Harrison: No, he doesn’t have aspirations to do anything more than what he’s already done. I think that comes from him being in wrestling for the last two decades or so and having such loyalty to the DWL and to the Spade family. He’s a recovering alcoholic and they stuck with him through his stint in rehab, and they brought him back after that.

Since you mentioned that, in Episode 6, you have some scenes that get into that history. We see Apocalypse leading a regular AA meeting, we learn more about your character. Was that all from the writers or did you do your own research on that?

Harrison: No, that’s the writers. I went into what I felt like it would sound like if I was someone that actually had to be in that situation where I was exposing myself to a group of people, trying to get them to understand and learn from my experiences and better themselves.

We also see in that episode and later on, you might be the funniest character on the show. You get a lot of one-liners and quips to end scenes. I assume it was written that way. But were there a lot of takes to get those moments right?

Harrison: Mike is really good at throwing in one-liners, a lot of things that are not in the show. Like you said, you do a take, try this line and that line, different stuff. And he’ll be on the side saying, “Hey, cut in. OK, go.” It’s great.

Is that something you settled into or it got easier with the more takes you did?

Harrison: I’ve become real close with Allen Maldonado, he plays Rooster. He and I hung out a lot, so I did a lot of practicing with him even with stuff where he wasn’t in there. He’s known Mike all the way back to Survivor’s Remorse. So he let me know beforehand, “Hey, listen – don’t get worried but this is gonna happen.” So I was kind of prepared for it, to go ahead and spit it out and make it come to life. I have fun with it now.

So you and Allen, that’s the closest friendship you took from this?

Harrison: No question about it. He’s a good dude. He’s really helped me through this course, through this journey, and exposed me to the game and got me to understand how things are done, what way you should do them. He helped me if I wanted to go over lines, if I wanted to figure out what this meant, the lingo of looking at a schedule and so forth.

Your character’s also a locker room mentor. I know you’ve been saying it’s all on the page, but was that different from your own experiences in a football locker room? Did you have that role?

Harrison: Right. That was easy to portray, because you take situations from the NFL and Steelers and try to help and guide them through the understanding of the business, how things work, what you need to do.

But what you see there is what they put on paper. We did a lot of practicing with each other, you know, in those scenes. That’s probably why it looks so natural and so real.

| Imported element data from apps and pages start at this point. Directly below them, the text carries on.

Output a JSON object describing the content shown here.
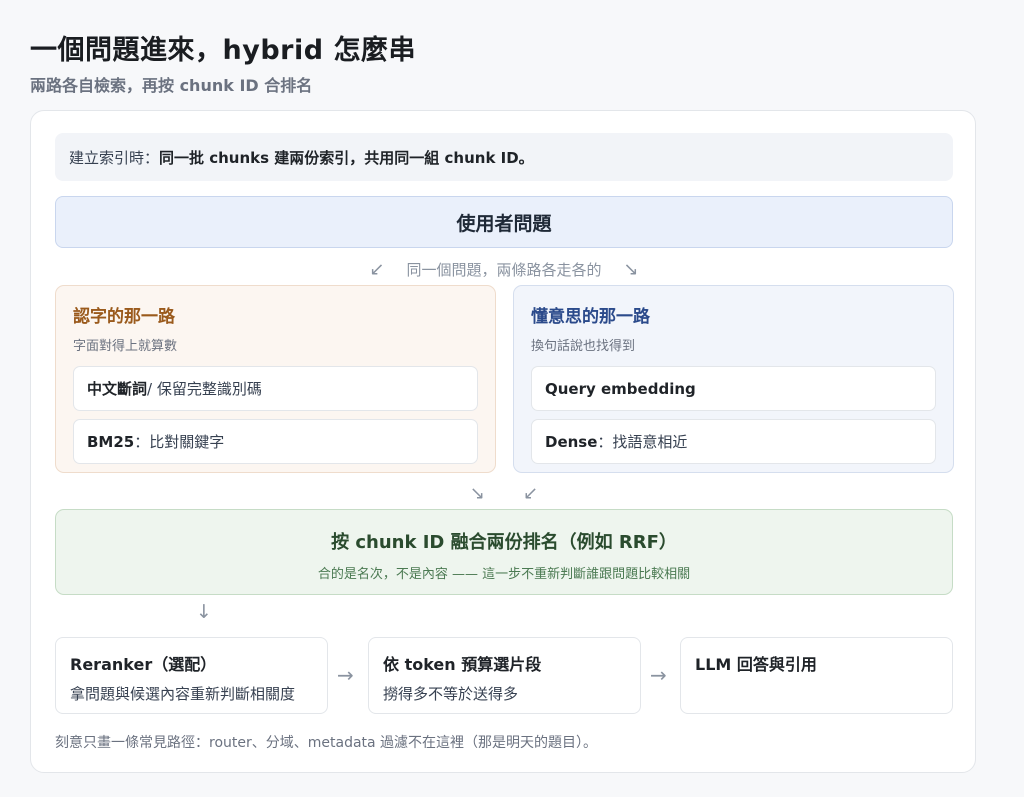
{
  "header": {
    "title": "一個問題進來，hybrid 怎麼串",
    "subtitle": "兩路各自檢索，再按 chunk ID 合排名"
  },
  "note": {
    "prefix": "建立索引時：",
    "bold": "同一批 chunks 建兩份索引，共用同一組 chunk ID。"
  },
  "question": "使用者問題",
  "split": {
    "left_arrow": "↙",
    "label": "同一個問題，兩條路各走各的",
    "right_arrow": "↘"
  },
  "lanes": [
    {
      "title": "認字的那一路",
      "subtitle": "字面對得上就算數",
      "items": [
        {
          "bold": "中文斷詞",
          "rest": " / 保留完整識別碼"
        },
        {
          "bold": "BM25",
          "rest": "：比對關鍵字"
        }
      ]
    },
    {
      "title": "懂意思的那一路",
      "subtitle": "換句話說也找得到",
      "items": [
        {
          "bold": "Query embedding",
          "rest": ""
        },
        {
          "bold": "Dense",
          "rest": "：找語意相近"
        }
      ]
    }
  ],
  "merge": {
    "left_arrow": "↘",
    "right_arrow": "↙"
  },
  "fuse": {
    "title": "按 chunk ID 融合兩份排名（例如 RRF）",
    "subtitle": "合的是名次，不是內容 —— 這一步不重新判斷誰跟問題比較相關"
  },
  "down_arrow": "↓",
  "steps": [
    {
      "title": "Reranker（選配）",
      "desc": "拿問題與候選內容重新判斷相關度"
    },
    {
      "title": "依 token 預算選片段",
      "desc": "撈得多不等於送得多"
    },
    {
      "title": "LLM 回答與引用",
      "desc": ""
    }
  ],
  "step_arrow": "→",
  "footnote": "刻意只畫一條常見路徑：router、分域、metadata 過濾不在這裡（那是明天的題目）。"
}
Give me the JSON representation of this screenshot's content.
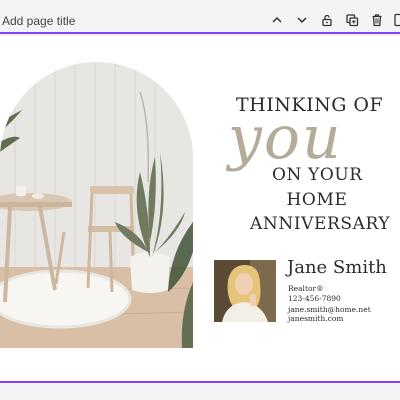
{
  "toolbar": {
    "page_title_placeholder": "Add page title",
    "icons": [
      "chevron-up-icon",
      "chevron-down-icon",
      "lock-icon",
      "duplicate-icon",
      "trash-icon",
      "add-page-icon"
    ]
  },
  "card": {
    "headline_1": "THINKING OF",
    "headline_script": "you",
    "headline_2": "ON YOUR",
    "headline_3": "HOME",
    "headline_4": "ANNIVERSARY"
  },
  "agent": {
    "name": "Jane Smith",
    "title": "Realtor®",
    "phone": "123-456-7890",
    "email": "jane.smith@home.net",
    "website": "janesmith.com"
  },
  "colors": {
    "accent": "#8b3dff",
    "script_text": "#b4ab98",
    "text": "#2e2b29",
    "toolbar_bg": "#f3f4f6"
  }
}
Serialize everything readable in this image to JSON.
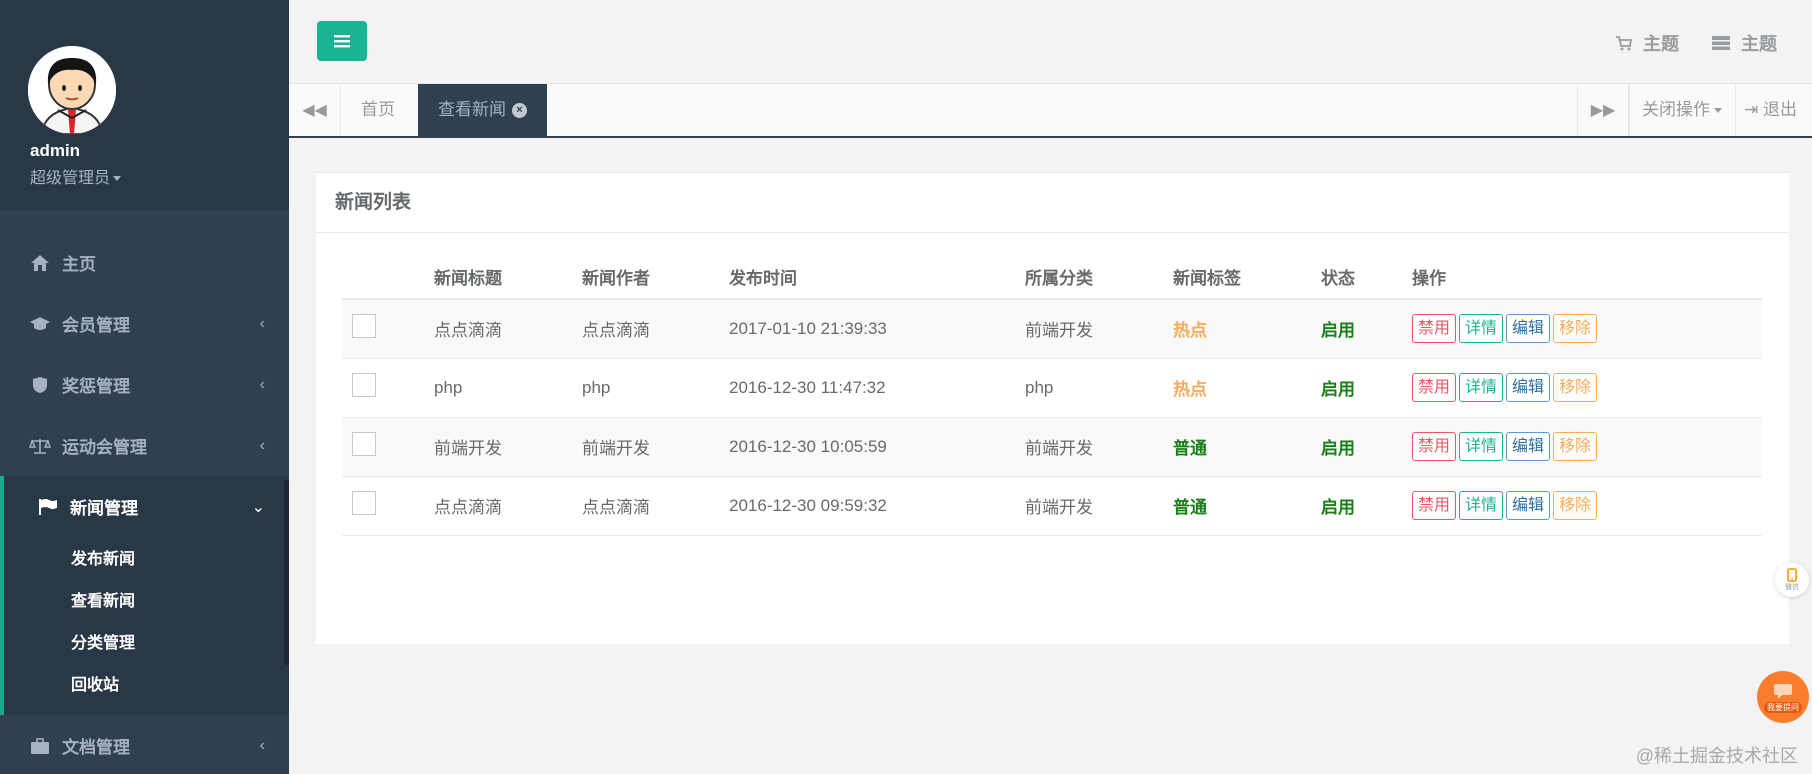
{
  "colors": {
    "sidebar_bg": "#2f4050",
    "accent_green": "#1ab394",
    "danger": "#ed5565",
    "warning": "#f8ac59",
    "info": "#5b9ad5"
  },
  "sidebar": {
    "username": "admin",
    "role": "超级管理员",
    "items": [
      {
        "label": "主页",
        "icon": "home-icon",
        "has_chevron": false
      },
      {
        "label": "会员管理",
        "icon": "graduation-cap-icon",
        "has_chevron": true
      },
      {
        "label": "奖惩管理",
        "icon": "shield-icon",
        "has_chevron": true
      },
      {
        "label": "运动会管理",
        "icon": "balance-scale-icon",
        "has_chevron": true
      },
      {
        "label": "新闻管理",
        "icon": "flag-icon",
        "has_chevron": true,
        "expanded": true
      },
      {
        "label": "文档管理",
        "icon": "briefcase-icon",
        "has_chevron": true
      }
    ],
    "submenu": [
      "发布新闻",
      "查看新闻",
      "分类管理",
      "回收站"
    ]
  },
  "topbar": {
    "theme_link_1": "主题",
    "theme_link_2": "主题"
  },
  "tabs": {
    "home": "首页",
    "active": "查看新闻",
    "close_ops": "关闭操作",
    "logout": "退出"
  },
  "panel": {
    "title": "新闻列表",
    "headers": [
      "新闻标题",
      "新闻作者",
      "发布时间",
      "所属分类",
      "新闻标签",
      "状态",
      "操作"
    ],
    "rows": [
      {
        "title": "点点滴滴",
        "author": "点点滴滴",
        "time": "2017-01-10 21:39:33",
        "category": "前端开发",
        "tag": "热点",
        "tag_type": "hot",
        "status": "启用"
      },
      {
        "title": "php",
        "author": "php",
        "time": "2016-12-30 11:47:32",
        "category": "php",
        "tag": "热点",
        "tag_type": "hot",
        "status": "启用"
      },
      {
        "title": "前端开发",
        "author": "前端开发",
        "time": "2016-12-30 10:05:59",
        "category": "前端开发",
        "tag": "普通",
        "tag_type": "normal",
        "status": "启用"
      },
      {
        "title": "点点滴滴",
        "author": "点点滴滴",
        "time": "2016-12-30 09:59:32",
        "category": "前端开发",
        "tag": "普通",
        "tag_type": "normal",
        "status": "启用"
      }
    ],
    "actions": {
      "ban": "禁用",
      "detail": "详情",
      "edit": "编辑",
      "remove": "移除"
    }
  },
  "floating": {
    "mobile_label": "微信",
    "ask_label": "我要提问"
  },
  "watermark": "@稀土掘金技术社区"
}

Also along those lines, there really seemed to be a family atmosphere in scenes with the DWL crew. That really came across on camera. I thought that was one of the most enjoyable parts of the show, like “Oh, these guys really look like they get along with each other.” Did that develop naturally?

Harrison: You know, we shot this during quarantine and I think that really helped. That was a good thing for us. We could only work out of one place, they made a gym for us. We all worked out together, we did everything together. The only thing we didn’t do together was sleep in the same apartment.

When it came down to it, you couldn’t hang out with anybody else. Everybody’s gotta be cleared. So we hung out together. We couldn’t go out with other people because you had a protocol that you had to stick to.

Did you get to keep that cardboard cutout of yourself as Apocalypse?

Harrison: No, I don’t have it. Listen, that cardboard cutout is so damn short. Look at the film and look at me standing next to it. It got me looking like I’m the size of Allen Maldonado. (Make sure you put that in there!)

Heels airs Sunday nights at 9 p.m. ET on Starz. Episodes are also available on the Starz app, Starz on-demand, and on

About Ian Casselberry

Ian is a writer, editor, and podcaster. You can find his work at Awful Announcing and The Comeback. He's written for Sports Illustrated, Yahoo Sports, MLive, Bleacher Report, and SB Nation.